Sometimes it is valuable to review the realities underlying myths. And with the media filled with hissy fits regarding what President Trump said (and failed to say) during and following the just-completed NATO Ministerial, it is useful to examine some of the accepted mythology around NATO: specifically Article 5 and the “obsolete” nature of the Alliance.
Despite the holy writ status attributed to Article 5 of the Washington Treaty, laying out the parameters of response to an attack on a NATO member (“one for all; all for one”), the specific required responses by other NATO members are far from defined. In this regard, it is helpful to cite Article 5 in entirety:
“The Parties agree that an armed attack against one or more of them in Europe or North America shall be considered an attack against them all and consequently they agree that, if such an armed attack occurs, each of them, in exercise of the right of individual or collective self-defence recognised by Article 51 of the Charter of the United Nations, will assist the Party or Parties so attacked by taking forthwith, individually and in concert with the other Parties, such action as it deems necessary, including the use of armed force, to restore and maintain the security of the North Atlantic area. Any such armed attack and all measures taken as a result thereof shall immediately be reported to the Security Council. Such measures shall be terminated when the Security Council has taken the measures necessary to restore and maintain international peace and security.”
Okay? Now read this opaque language again.
There has been a polite construct/myth that NATO, and particularly the United States, would respond militarily to a direct Soviet/Russian attack on a NATO member. All concerned have worked over the decades to substitute this gauzy political interpretation for real deterrence based on heavy-duty military forces.
Bluntly, however, there is no Article 5 requirement for NATO members to do anything. It requires no action to accept that an “attack against one or more of them…shall be considered an attack against them all.” But such recognition makes no demands on individual members. Indeed, each “will assist the Party of Parties so attacked by taking…such action as it deems necessary…” But what action? Perhaps stiff notes of protest? Denunciation in the UN Security Council (as Article 5 does require an attack to be “immediately…reported.”)? Full combat response against invaders up to and including nuclear weapons? Or no action at all?

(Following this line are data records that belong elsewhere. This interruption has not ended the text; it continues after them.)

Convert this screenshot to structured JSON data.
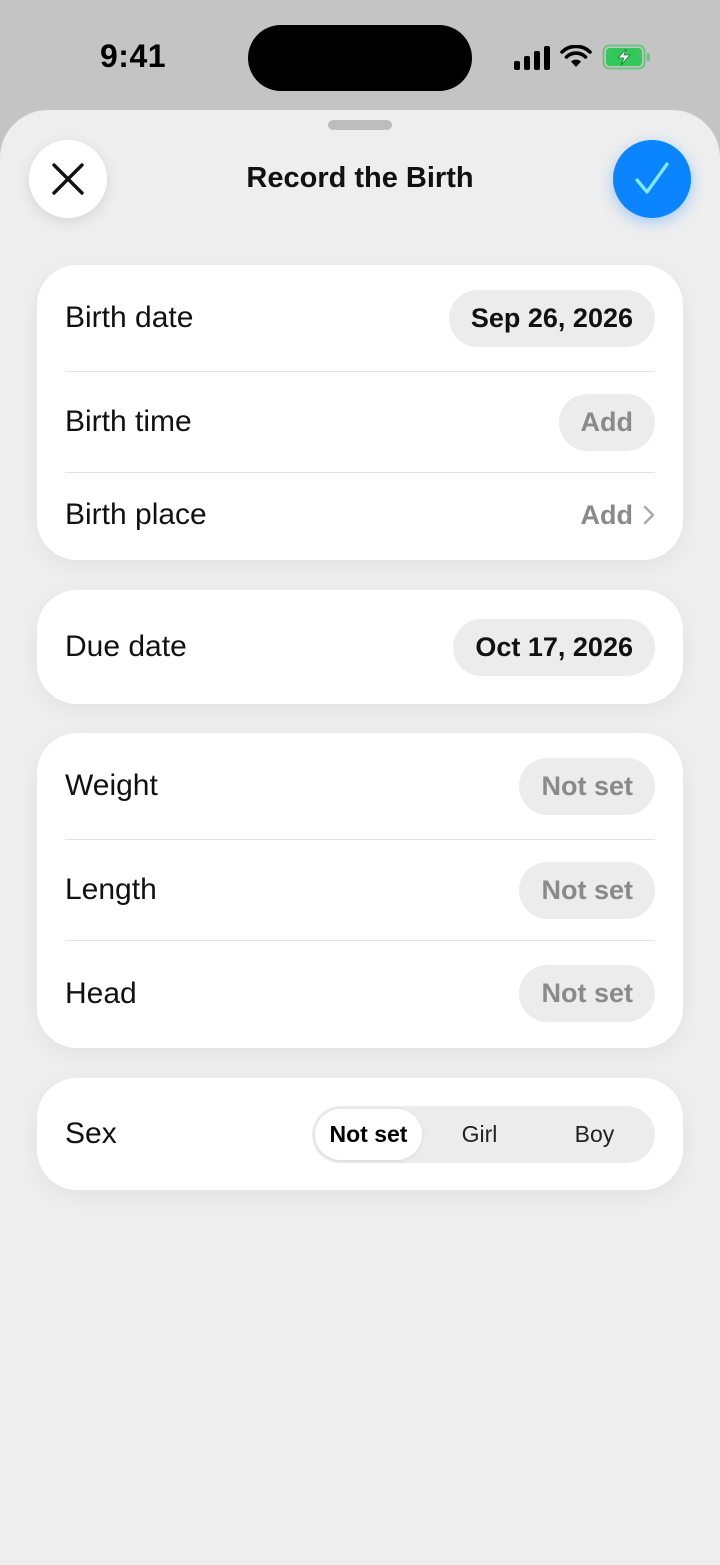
{
  "status_bar": {
    "time": "9:41",
    "signal_icon": "cellular-signal-icon",
    "wifi_icon": "wifi-icon",
    "battery_icon": "battery-charging-icon",
    "battery_color": "#34c759"
  },
  "sheet": {
    "title": "Record the Birth",
    "close_icon": "close-icon",
    "confirm_icon": "checkmark-icon",
    "accent_color": "#0a84ff"
  },
  "birth_card": {
    "birth_date_label": "Birth date",
    "birth_date_value": "Sep 26, 2026",
    "birth_time_label": "Birth time",
    "birth_time_value": "Add",
    "birth_place_label": "Birth place",
    "birth_place_value": "Add"
  },
  "due_card": {
    "due_date_label": "Due date",
    "due_date_value": "Oct 17, 2026"
  },
  "measurements_card": {
    "weight_label": "Weight",
    "weight_value": "Not set",
    "length_label": "Length",
    "length_value": "Not set",
    "head_label": "Head",
    "head_value": "Not set"
  },
  "sex_card": {
    "label": "Sex",
    "options": [
      "Not set",
      "Girl",
      "Boy"
    ],
    "selected": "Not set"
  }
}
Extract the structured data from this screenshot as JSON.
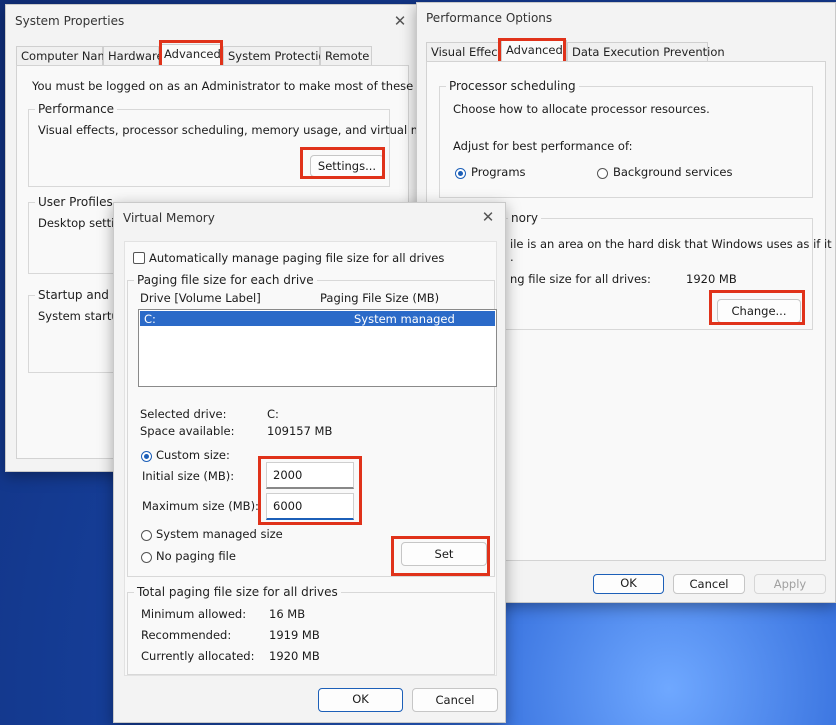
{
  "system_properties": {
    "title": "System Properties",
    "tabs": [
      "Computer Name",
      "Hardware",
      "Advanced",
      "System Protection",
      "Remote"
    ],
    "active_tab": "Advanced",
    "admin_notice": "You must be logged on as an Administrator to make most of these changes.",
    "performance": {
      "label": "Performance",
      "desc": "Visual effects, processor scheduling, memory usage, and virtual memory",
      "button": "Settings..."
    },
    "user_profiles": {
      "label": "User Profiles",
      "desc": "Desktop settings"
    },
    "startup": {
      "label": "Startup and Rec",
      "desc": "System startup, s"
    }
  },
  "performance_options": {
    "title": "Performance Options",
    "tabs": [
      "Visual Effects",
      "Advanced",
      "Data Execution Prevention"
    ],
    "active_tab": "Advanced",
    "processor": {
      "label": "Processor scheduling",
      "desc": "Choose how to allocate processor resources.",
      "adjust": "Adjust for best performance of:",
      "programs": "Programs",
      "background": "Background services"
    },
    "virtual_memory": {
      "label_partial": "nory",
      "desc_partial": "ile is an area on the hard disk that Windows uses as if it",
      "desc_partial2": ".",
      "total_label_partial": "ng file size for all drives:",
      "total_value": "1920 MB",
      "change_button": "Change..."
    },
    "ok": "OK",
    "cancel": "Cancel",
    "apply": "Apply"
  },
  "virtual_memory": {
    "title": "Virtual Memory",
    "auto_manage": "Automatically manage paging file size for all drives",
    "paging_group": "Paging file size for each drive",
    "col_drive": "Drive  [Volume Label]",
    "col_size": "Paging File Size (MB)",
    "row_drive": "C:",
    "row_size": "System managed",
    "selected_drive_label": "Selected drive:",
    "selected_drive_value": "C:",
    "space_label": "Space available:",
    "space_value": "109157 MB",
    "custom_size": "Custom size:",
    "initial_label": "Initial size (MB):",
    "initial_value": "2000",
    "max_label": "Maximum size (MB):",
    "max_value": "6000",
    "system_managed": "System managed size",
    "no_paging": "No paging file",
    "set_button": "Set",
    "total_group": "Total paging file size for all drives",
    "min_label": "Minimum allowed:",
    "min_value": "16 MB",
    "rec_label": "Recommended:",
    "rec_value": "1919 MB",
    "cur_label": "Currently allocated:",
    "cur_value": "1920 MB",
    "ok": "OK",
    "cancel": "Cancel"
  },
  "colors": {
    "highlight": "#e0321a",
    "selection": "#2b6ac8",
    "accent": "#1c5fb8"
  }
}
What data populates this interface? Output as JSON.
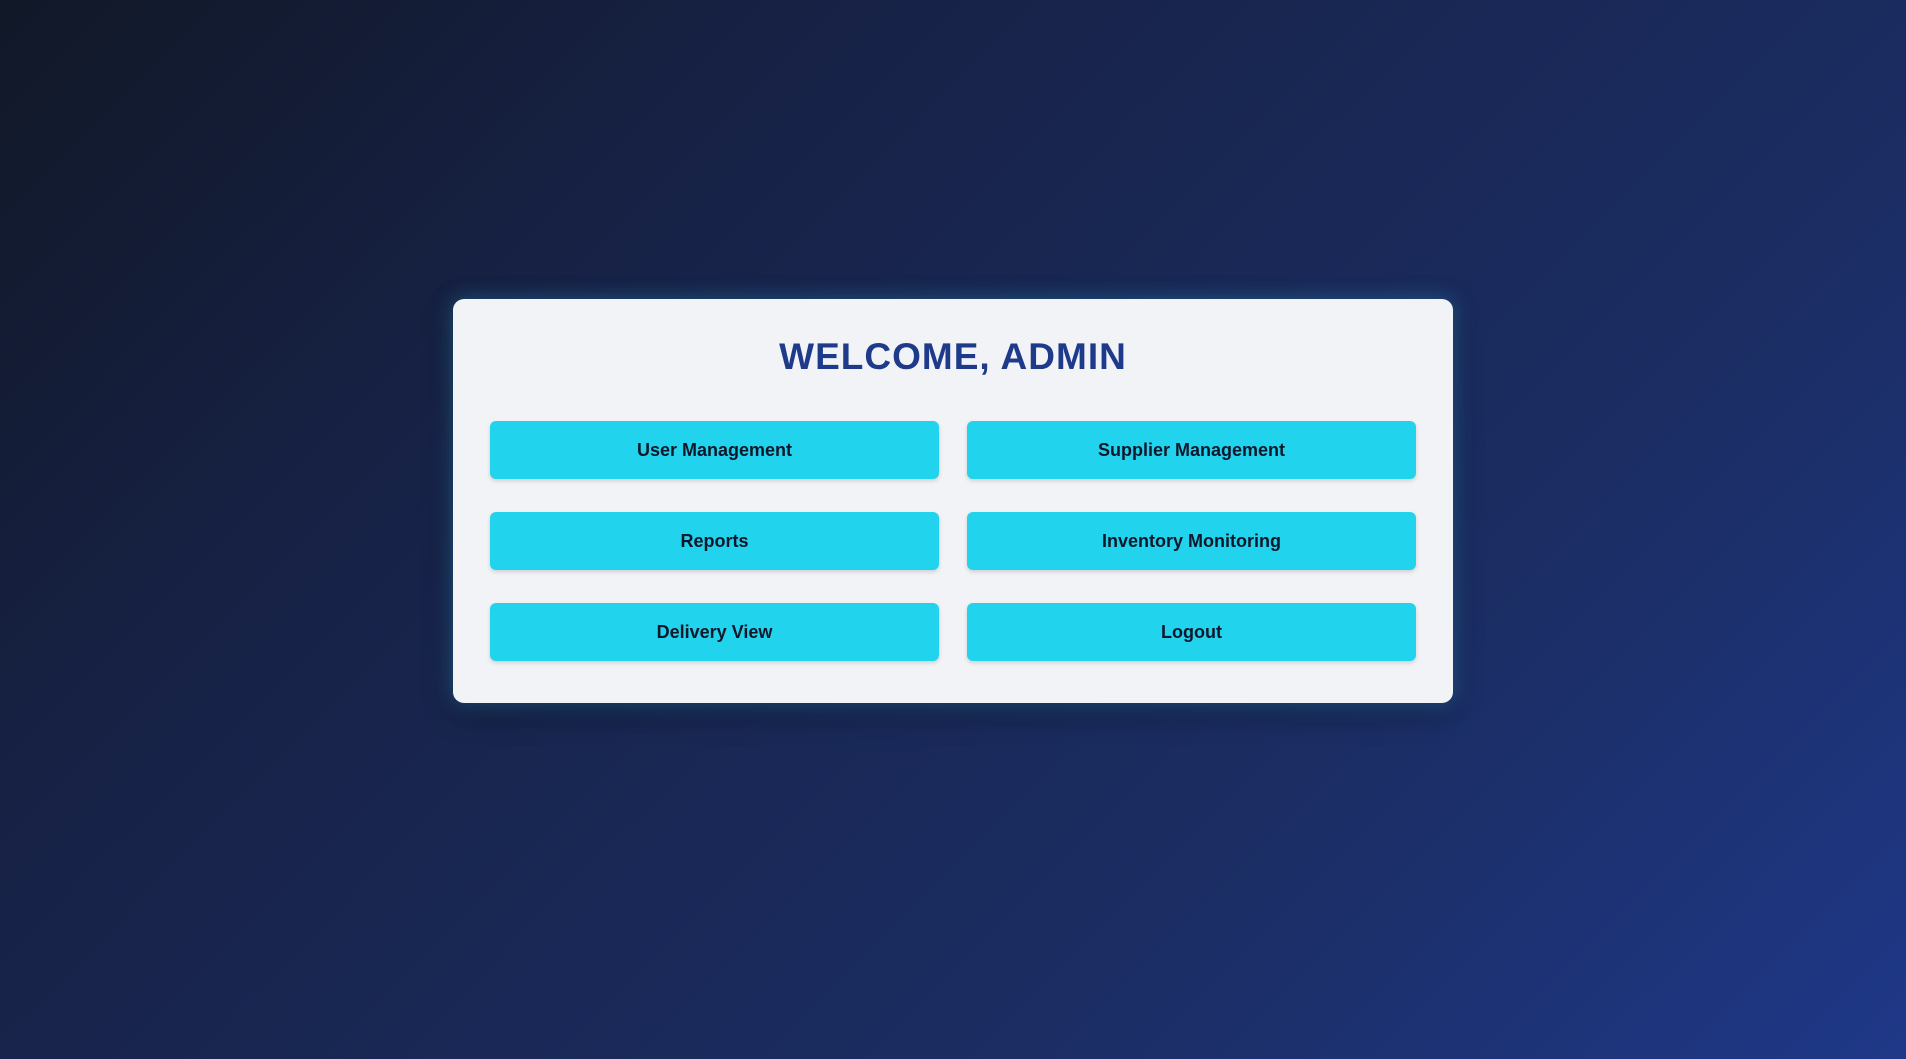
{
  "colors": {
    "panel_background": "#f1f3f6",
    "title": "#1e3a8a",
    "button_background": "#22d3ee",
    "button_text": "#0f172a",
    "page_gradient_start": "#111827",
    "page_gradient_end": "#1f3888"
  },
  "dashboard": {
    "title": "WELCOME, ADMIN",
    "buttons": [
      {
        "label": "User Management"
      },
      {
        "label": "Supplier Management"
      },
      {
        "label": "Reports"
      },
      {
        "label": "Inventory Monitoring"
      },
      {
        "label": "Delivery View"
      },
      {
        "label": "Logout"
      }
    ]
  }
}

To be sure the NATO Alliance has been regarded since inception in 1949 as a corporate defense agreement against first Soviet and now Russian aggression. Thus, there have always been implicit tensions in the Alliance. Defense against attack has been a shifting balance between creating sufficient conventional forces to stave off an attack versus depending on prospects for rapid nuclear response directed against the attacker to provide “deterrence” preventing any attack.
Hence, the “obsolete” issue. Just as my 1949 Ford is “obsolete,” an organization created in 1949 with 12 members can be regarded as “obsolete” in dealing with 28 (soon to be 29 with addition of Montenegro) members. “Obsolete” doesn’t mean useless. And while there has been endless fiddling/restructuring over the decades, an essential tension remains regarding defense expenditure.
Europeans have always been leery about heavy conventional defense expenditures. Decades ago, I posed the question at a NATO meeting as to why Europeans were so ambivalent about “burden sharing” and enhanced conventional forces as repeatedly postulated in NATO plans. The blunt response: “We don’t want to make Europe safe for conventional war.”
Moreover, conventional defense is expensive (and perhaps unnecessary) while social services are also expensive and societally vital for Europeans.
The U.S. implicit response is “Why should we appear more committed to European defense than do Europeans?” Or shoulder outside NATO challenges, e.g., Syria, that are far closer to European than U.S. concerns?
The unspoken European fear was not that the United States would abandon them, but that we preferred to fight any Soviet/Russian attack with conventional forces and/or nuclear weapons on European territory. The result would be a “burned spot between two green spots” (the USA and then-USSR). Europeans obviously preferred the obverse: tertiary quality conventional forces sufficient only to determine Soviet attack was real/serious but followed by rapid U.S. nuclear attack against the Soviets (and implicitly comparable Soviet response against the USA). Thus “a green spot between two burned spots.”
It is a harsh reality that many in the United States are fatigued with the USA-Robocop requirement with its massive expenditure of treasure while NATO allies seem all too satisfied with doing as little as possible for their own defense. After all, “Uncle Sam” will do it. But Europe is quite capable of doing much more, and a reality check, as demonstrated by a 2 percent commitment to defense expenditures, would be a useful illustration of a modernized NATO—beyond the $1.2 billion new NATO Headquarters.
A retired U.S. career senior Foreign Service Officer, David T Jones spent eight plus years of his diplomatic career either in the U.S. Mission at NATO, on the “NATO Desk” at State, or addressing arms control negotiations with the then Soviets regarding intermediate nuclear force (INF) missiles in Europe. He has published several hundred books, articles, columns, and reviews on U.S.–Canadian bilateral issues and general foreign policy. During a career that spanned over 30 years, he concentrated on politico-military issues, serving as adviser for two Army chiefs of staff.
Views expressed in this article are the opinions of the author and do not necessarily reflect the views of The Epoch Times.